=== Section Start ===

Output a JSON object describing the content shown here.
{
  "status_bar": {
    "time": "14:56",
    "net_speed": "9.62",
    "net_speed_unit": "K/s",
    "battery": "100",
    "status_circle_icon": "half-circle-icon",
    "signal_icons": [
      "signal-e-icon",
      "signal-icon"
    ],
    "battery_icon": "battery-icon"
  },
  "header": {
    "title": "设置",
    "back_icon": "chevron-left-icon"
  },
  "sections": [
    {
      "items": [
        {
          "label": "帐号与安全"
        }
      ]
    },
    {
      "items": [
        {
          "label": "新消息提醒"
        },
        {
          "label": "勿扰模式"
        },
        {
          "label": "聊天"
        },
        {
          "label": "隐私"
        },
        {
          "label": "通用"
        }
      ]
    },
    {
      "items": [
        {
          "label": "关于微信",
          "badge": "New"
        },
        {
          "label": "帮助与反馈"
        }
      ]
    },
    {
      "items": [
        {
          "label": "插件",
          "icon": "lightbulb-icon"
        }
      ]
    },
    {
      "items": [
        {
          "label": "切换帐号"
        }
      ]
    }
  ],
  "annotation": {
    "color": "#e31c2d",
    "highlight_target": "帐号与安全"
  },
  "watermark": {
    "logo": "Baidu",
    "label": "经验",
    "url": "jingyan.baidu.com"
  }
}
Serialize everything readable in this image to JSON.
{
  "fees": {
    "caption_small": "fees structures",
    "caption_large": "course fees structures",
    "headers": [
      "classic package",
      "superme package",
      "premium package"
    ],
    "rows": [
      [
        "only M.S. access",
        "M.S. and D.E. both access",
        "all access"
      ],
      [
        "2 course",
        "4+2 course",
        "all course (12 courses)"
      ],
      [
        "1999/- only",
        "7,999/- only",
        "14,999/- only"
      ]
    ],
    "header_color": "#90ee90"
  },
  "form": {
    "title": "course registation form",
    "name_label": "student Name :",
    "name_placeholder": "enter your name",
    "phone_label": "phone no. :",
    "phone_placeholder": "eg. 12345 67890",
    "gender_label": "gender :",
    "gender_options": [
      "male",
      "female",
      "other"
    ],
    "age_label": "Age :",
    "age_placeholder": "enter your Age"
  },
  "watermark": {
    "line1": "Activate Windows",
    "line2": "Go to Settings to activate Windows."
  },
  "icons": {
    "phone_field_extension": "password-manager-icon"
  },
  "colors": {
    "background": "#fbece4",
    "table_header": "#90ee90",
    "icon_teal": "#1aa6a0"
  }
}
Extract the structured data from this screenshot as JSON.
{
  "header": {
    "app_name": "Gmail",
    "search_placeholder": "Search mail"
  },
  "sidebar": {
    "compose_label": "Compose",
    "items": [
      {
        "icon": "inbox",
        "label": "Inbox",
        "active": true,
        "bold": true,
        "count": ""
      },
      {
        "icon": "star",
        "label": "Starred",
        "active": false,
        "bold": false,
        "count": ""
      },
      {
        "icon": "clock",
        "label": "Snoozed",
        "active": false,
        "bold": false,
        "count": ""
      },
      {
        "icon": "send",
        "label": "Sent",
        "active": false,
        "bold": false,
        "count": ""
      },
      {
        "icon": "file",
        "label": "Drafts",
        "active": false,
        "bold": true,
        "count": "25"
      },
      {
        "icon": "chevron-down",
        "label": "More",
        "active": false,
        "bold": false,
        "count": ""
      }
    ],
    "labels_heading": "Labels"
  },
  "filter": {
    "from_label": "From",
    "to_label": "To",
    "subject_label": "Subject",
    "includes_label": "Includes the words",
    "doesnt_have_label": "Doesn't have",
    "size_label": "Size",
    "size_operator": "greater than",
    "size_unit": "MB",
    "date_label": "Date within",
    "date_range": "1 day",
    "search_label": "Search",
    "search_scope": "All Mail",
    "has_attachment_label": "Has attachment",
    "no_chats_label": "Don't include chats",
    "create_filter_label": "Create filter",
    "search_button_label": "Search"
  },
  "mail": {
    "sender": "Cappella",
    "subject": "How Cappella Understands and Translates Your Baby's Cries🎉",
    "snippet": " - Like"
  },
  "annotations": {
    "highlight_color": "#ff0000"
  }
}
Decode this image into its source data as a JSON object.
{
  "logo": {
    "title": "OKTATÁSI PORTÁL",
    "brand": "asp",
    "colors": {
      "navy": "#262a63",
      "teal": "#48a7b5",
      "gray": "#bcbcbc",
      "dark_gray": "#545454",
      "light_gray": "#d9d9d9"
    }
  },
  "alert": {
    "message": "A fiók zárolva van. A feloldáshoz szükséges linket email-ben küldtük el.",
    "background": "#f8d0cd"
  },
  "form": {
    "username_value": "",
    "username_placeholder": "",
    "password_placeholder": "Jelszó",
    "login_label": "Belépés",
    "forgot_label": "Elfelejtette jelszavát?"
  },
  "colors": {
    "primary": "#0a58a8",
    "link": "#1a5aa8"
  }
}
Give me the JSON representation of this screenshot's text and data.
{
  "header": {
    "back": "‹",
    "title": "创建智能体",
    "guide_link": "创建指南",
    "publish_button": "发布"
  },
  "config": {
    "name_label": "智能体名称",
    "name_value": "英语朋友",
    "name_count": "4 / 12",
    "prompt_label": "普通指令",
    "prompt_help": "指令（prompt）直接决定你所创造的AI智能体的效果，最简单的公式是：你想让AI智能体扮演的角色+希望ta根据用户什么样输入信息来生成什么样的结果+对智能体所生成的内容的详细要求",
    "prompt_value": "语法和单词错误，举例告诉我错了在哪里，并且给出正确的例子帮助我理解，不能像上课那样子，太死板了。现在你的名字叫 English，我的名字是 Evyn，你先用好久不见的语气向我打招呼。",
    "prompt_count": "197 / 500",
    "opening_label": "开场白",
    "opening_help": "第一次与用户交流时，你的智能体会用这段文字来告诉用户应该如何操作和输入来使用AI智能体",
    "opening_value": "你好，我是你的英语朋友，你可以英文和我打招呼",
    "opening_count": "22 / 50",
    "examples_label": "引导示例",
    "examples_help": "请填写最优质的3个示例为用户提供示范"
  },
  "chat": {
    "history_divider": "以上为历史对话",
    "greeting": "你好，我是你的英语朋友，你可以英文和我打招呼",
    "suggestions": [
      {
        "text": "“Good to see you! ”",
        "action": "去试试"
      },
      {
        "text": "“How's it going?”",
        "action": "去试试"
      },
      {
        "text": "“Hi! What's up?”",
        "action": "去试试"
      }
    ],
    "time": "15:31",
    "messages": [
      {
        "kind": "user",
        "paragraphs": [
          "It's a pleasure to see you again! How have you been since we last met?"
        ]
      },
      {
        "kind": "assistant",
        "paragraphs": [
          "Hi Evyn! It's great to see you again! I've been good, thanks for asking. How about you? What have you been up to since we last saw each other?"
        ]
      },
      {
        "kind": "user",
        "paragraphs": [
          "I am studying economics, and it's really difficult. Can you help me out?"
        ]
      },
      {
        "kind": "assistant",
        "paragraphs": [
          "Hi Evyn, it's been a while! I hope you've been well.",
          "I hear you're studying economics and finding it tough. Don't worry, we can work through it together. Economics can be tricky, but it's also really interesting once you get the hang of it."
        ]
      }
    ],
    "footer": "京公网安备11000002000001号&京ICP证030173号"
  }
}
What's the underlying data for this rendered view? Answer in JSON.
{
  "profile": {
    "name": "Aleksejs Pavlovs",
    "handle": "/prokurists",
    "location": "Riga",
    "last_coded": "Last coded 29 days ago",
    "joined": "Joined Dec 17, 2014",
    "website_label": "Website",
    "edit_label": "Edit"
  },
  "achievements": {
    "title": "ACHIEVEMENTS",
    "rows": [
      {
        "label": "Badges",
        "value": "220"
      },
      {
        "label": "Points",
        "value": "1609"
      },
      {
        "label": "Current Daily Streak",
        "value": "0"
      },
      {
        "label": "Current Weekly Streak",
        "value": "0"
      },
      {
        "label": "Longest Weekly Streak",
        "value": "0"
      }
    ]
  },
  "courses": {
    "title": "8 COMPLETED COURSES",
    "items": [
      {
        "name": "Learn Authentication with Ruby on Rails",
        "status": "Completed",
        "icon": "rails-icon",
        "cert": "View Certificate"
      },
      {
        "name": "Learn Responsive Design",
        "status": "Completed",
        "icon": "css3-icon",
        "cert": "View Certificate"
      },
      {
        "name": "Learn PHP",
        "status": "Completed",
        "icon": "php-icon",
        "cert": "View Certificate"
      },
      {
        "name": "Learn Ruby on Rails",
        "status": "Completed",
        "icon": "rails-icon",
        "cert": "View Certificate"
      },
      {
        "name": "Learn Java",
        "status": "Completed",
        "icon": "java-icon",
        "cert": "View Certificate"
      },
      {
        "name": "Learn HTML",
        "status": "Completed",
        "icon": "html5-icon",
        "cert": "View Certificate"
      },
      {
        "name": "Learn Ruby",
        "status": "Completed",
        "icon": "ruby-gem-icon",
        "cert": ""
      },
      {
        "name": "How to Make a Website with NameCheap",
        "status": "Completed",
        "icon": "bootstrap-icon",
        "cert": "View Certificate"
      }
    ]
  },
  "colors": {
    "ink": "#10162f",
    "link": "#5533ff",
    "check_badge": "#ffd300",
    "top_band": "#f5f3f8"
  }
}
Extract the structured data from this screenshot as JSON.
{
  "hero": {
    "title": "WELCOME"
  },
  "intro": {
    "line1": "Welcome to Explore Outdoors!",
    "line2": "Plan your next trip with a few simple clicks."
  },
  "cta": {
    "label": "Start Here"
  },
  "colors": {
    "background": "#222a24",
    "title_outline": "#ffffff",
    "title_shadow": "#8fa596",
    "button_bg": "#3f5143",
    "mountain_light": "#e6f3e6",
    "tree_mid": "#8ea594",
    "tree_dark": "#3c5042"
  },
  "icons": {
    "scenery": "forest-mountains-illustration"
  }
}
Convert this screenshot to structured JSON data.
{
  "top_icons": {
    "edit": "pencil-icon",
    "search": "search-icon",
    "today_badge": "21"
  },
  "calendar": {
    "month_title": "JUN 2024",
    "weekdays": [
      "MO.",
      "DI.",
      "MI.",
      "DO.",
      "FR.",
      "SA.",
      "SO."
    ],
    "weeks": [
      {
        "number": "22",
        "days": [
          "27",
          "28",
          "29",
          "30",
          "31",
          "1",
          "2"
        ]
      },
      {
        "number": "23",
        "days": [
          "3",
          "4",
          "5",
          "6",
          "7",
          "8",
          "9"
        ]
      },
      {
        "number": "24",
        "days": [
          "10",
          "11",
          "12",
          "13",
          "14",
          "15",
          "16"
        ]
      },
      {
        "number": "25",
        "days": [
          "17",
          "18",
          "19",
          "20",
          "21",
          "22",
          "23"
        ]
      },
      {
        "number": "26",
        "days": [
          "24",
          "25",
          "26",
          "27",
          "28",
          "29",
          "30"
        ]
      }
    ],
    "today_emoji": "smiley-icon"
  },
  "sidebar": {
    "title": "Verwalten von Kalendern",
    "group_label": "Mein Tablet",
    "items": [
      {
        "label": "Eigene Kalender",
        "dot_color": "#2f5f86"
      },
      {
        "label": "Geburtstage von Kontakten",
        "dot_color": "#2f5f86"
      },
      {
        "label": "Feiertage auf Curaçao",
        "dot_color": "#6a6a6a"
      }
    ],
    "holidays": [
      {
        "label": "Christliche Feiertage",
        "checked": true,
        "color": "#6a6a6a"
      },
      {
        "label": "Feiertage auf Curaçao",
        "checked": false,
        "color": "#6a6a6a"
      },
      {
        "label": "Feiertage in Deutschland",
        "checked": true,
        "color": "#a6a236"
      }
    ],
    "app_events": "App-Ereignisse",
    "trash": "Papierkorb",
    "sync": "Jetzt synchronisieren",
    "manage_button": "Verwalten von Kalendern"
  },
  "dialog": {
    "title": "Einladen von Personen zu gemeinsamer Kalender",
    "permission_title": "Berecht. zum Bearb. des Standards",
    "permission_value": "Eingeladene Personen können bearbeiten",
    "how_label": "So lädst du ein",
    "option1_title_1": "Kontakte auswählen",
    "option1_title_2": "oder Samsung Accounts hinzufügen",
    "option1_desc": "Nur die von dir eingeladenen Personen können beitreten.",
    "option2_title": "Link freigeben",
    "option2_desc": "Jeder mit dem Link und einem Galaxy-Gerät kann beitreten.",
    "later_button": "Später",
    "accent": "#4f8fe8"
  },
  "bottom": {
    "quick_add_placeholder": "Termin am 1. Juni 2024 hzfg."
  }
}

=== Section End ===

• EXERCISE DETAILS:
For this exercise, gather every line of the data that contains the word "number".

• SOLUTION TO THIS TASK:
        "number": "22",
        "number": "23",
        "number": "24",
        "number": "25",
        "number": "26",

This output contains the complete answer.